According to the Federal Interagency Forum on Aging-Related Statistics, by the year 2010, there will be over 40 million people in the United States over the age of 65.1 You or someone you know may fall into this category.
As we age, we need to be aware of the truths and myths about aging. This is also the case for our family members and those healthcare professionals that take care of us. For example, here are some statements that most think are true, but are actually FALSE.
Therefore, we must be aware of perceptions about growing older. Education is key to changing attitudes and influencing perceptions of aging and older people.
According to the Journal of the American Geriatrics Society (July 2002), there are certain predictors that can lead to successful aging. They are:
Although everyone may have different views of what "successful aging" is, according to a study by the Sam and Rose Stein Institute for Research on Aging, the best indicator of aging successfully was not physical health, but attitude!
In order to address national health issues, the Centers for Disease Control and Prevention have established initiatives to help reduce behaviors that influence premature death and disability.

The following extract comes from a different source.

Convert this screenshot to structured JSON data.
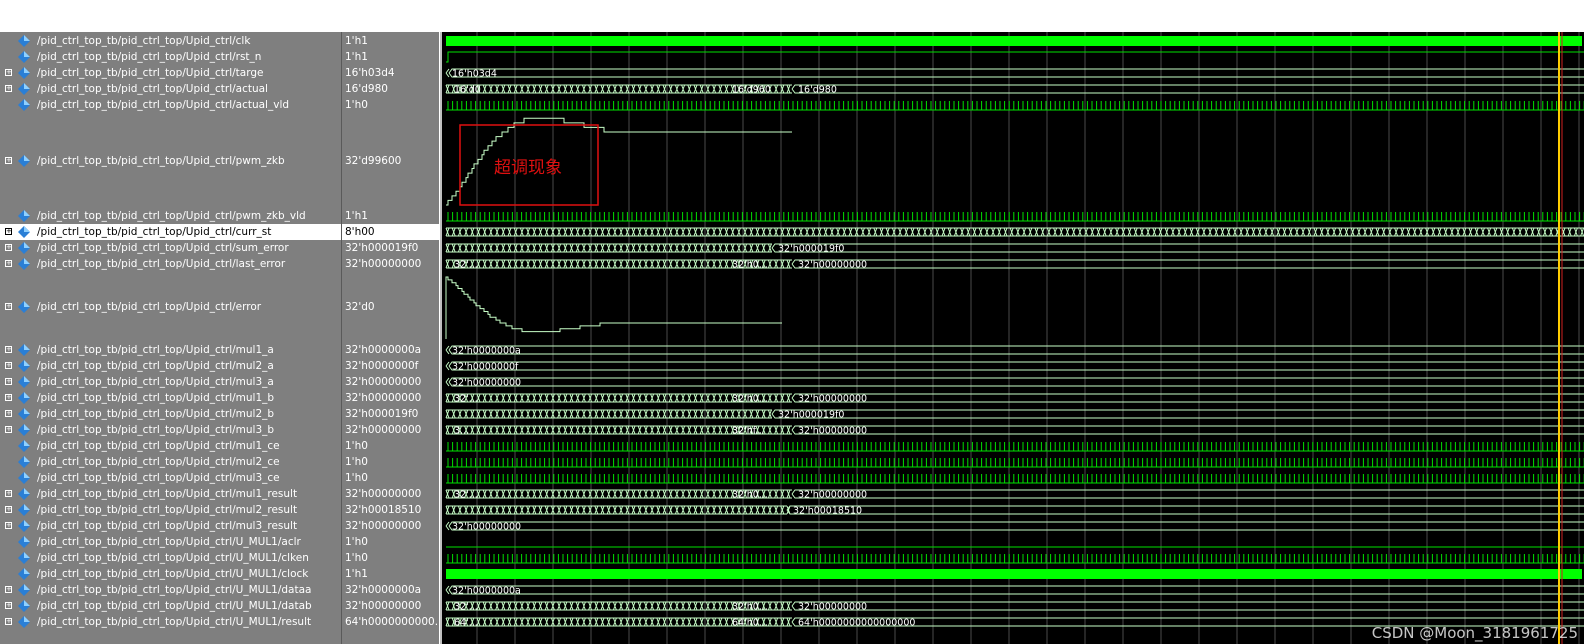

Some of these are:
Finally, did you know that 70% of functional disabilities attributed to the aging process may actually result from our own unhealthy decisions and behaviors?4 In order to stay healthy as we grow older, we must focus our efforts on several health promotion, disease prevention, and risk reduction areas:
By focusing on these key areas, we can grow older in a healthy and happy manner.
Compiled from Dr. Evelyn Fitzwater's Gero Gems, which is a monthly publication of the Center for Aging with Dignity and is intended to raise awareness of aging and related issues affecting health care and social service professionals, and our society as a whole.
1Population Information, Federal Interagency Forum on Aging-Related Statistics.
2Excerpts from quiz developed by the Center of Aging Studies at the University of Missouri-Kansas City.
4 Chronic disease overview, National Center for Chronic Disease Prevention and Health Promotion (1999).
Last Reviewed: Aug 02, 2010
Evelyn L Fitzwater, DSN, RN
Associate Professor Emerita
Associate Director of the
College of Nursing
University of Cincinnati